Apparently the president tried to cut benefits to the police and military (the jury is out on how much these folks currently make and where it falls along the spectrum of reasonable), leading to strikes and general chaos when the police decided not to maintain order. The news
makes it out to be a big deal
, but it's hard to tell.
My sources on the ground tell me they were locked in their office for safety (the organization they work for tends to be protective like that), but they were able to order discounted pizza. You know, for the riots. Another source went biking and saw some people half-heartedly burning tires (which is about standard for strikes in Ecuador), but nothing akin to riots. My two host families (not in the capital) said nothing much was happening. Actually, my neighbor's exact words were "¿Y ese milagro?" ("And this miracle?", which is what you say when someone hasn't been keeping up their end of the phone call bargain). Some things never change.
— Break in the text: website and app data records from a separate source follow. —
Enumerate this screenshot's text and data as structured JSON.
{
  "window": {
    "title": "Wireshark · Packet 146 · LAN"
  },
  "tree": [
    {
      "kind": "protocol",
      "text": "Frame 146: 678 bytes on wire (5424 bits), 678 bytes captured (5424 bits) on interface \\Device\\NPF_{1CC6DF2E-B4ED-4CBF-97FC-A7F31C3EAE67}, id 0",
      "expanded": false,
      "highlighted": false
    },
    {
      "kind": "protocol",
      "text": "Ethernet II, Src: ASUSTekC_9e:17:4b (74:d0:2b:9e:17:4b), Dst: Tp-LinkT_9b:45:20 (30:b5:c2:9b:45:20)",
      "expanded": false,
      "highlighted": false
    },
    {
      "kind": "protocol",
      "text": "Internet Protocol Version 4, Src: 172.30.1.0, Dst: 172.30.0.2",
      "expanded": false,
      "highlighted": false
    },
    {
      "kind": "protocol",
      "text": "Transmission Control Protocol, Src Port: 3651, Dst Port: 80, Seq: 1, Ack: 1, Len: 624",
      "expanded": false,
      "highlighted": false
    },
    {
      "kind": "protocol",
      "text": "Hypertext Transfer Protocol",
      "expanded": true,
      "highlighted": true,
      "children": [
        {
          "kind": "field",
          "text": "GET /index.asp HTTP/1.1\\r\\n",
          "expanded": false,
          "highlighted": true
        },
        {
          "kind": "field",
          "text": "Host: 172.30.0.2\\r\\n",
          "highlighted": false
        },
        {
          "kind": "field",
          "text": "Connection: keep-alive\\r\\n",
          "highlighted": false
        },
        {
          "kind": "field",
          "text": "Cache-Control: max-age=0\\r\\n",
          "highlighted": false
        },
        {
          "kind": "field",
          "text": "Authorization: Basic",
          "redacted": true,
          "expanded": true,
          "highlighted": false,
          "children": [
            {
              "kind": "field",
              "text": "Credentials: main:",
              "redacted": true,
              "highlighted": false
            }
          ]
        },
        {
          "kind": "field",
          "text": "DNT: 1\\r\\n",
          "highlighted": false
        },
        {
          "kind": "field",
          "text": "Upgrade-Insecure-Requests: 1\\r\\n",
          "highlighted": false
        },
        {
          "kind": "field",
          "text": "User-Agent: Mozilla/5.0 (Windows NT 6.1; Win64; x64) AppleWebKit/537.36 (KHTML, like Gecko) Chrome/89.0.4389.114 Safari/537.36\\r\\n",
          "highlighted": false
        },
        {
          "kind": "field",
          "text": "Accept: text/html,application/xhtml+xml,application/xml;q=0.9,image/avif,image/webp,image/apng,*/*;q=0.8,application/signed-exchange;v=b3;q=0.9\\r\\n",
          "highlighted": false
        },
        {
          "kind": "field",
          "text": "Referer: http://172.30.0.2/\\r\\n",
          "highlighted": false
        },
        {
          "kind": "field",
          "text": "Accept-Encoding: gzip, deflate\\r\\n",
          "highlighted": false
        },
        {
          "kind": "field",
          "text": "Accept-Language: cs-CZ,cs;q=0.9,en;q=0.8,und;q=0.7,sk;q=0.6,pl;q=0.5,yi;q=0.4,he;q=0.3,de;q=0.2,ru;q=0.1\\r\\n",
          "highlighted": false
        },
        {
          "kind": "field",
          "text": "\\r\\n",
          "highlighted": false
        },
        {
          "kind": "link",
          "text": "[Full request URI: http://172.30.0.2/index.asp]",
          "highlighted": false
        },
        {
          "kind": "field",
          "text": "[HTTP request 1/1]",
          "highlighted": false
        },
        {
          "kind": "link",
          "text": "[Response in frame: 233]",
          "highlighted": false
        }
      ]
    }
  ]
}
At any rate (despite the president possibly having being barricaded in a hospital, possible gunfire, and several conspiracy theories), everything seems to be back to normal.
Going back to bed now (which is also why I like Saturdays), though really, I should start knocking that work out. I guess that's what Sunday's for.
Waiting in the office for my two crazy friends to get down from Manhattan ("the island" as another friend likes to call it) so we can go out to dinner. Caught up copies and some basic finance (still more to do, but...) and I am ready to go eat. Did I mention these friends (from Peace Corps) are taking a cab? Do I even know these people?
If and when we finish dinner, I'm also in the process of packing for this weekend. Some stuff has actually been planned out (and one of my friends has been nicknamed the MASTER OF LOGISTICS). And more than 24 hours in advance! Very nice! Though one of my co-RAs from college says that "Packing is for chumps". He's probably right...
Saw a panel on "The Future of Education"
last night (disclosure: my boss co-facilitated). Great content, great speakers - some disagreement among panelists but in a very productive manner. I think I've said it before, but I would watch Dave Levin (of KIPP
speak on just about anything. Hilarious. Oh, I mean...They think technology will play a large role in education's future, but that you really can't beat the intelligence or close contact of a teacher. Good news for all, I think...
And how 'bout that Stronger Nation report
So, I'm trying to take five minutes out of every day to jot some thoughts down in this here livejournal, more as an exercise in speed-writing and writing on the fly (which, uh, may or may not be the same thing). Obviously I have failed up until now (possibly because I am stranded on a bus with wireless). But here goes.
Apparently, I endured my first tornado. In Brooklyn. You know, no big deal. It started pouring out of nowhere on Thursday (which is not entirely unusual for New York weather) and then was really windy. Like unusually windy, for about 15 minutes. Then it just rained for a while and then it stopped. I almost took the subway home, but instead waited it out and biked home (mostly dry). No big deal. Mass transit was a mess for the rest of the night. No big deal. I went to the laundromat. I went to the supermarket (BTW, supermarkets at 10pm in the projects? Totally empty). No big deal.
Maybe I'm just cynical about New York weather. Maybe I just like biking home.
(I do acknowledge, in all seriousness, that there has been much storm damage and at least one person died :( I guess my point is that experiencing a tornado (albeit in my office) was not as shocking as I thought it would have been.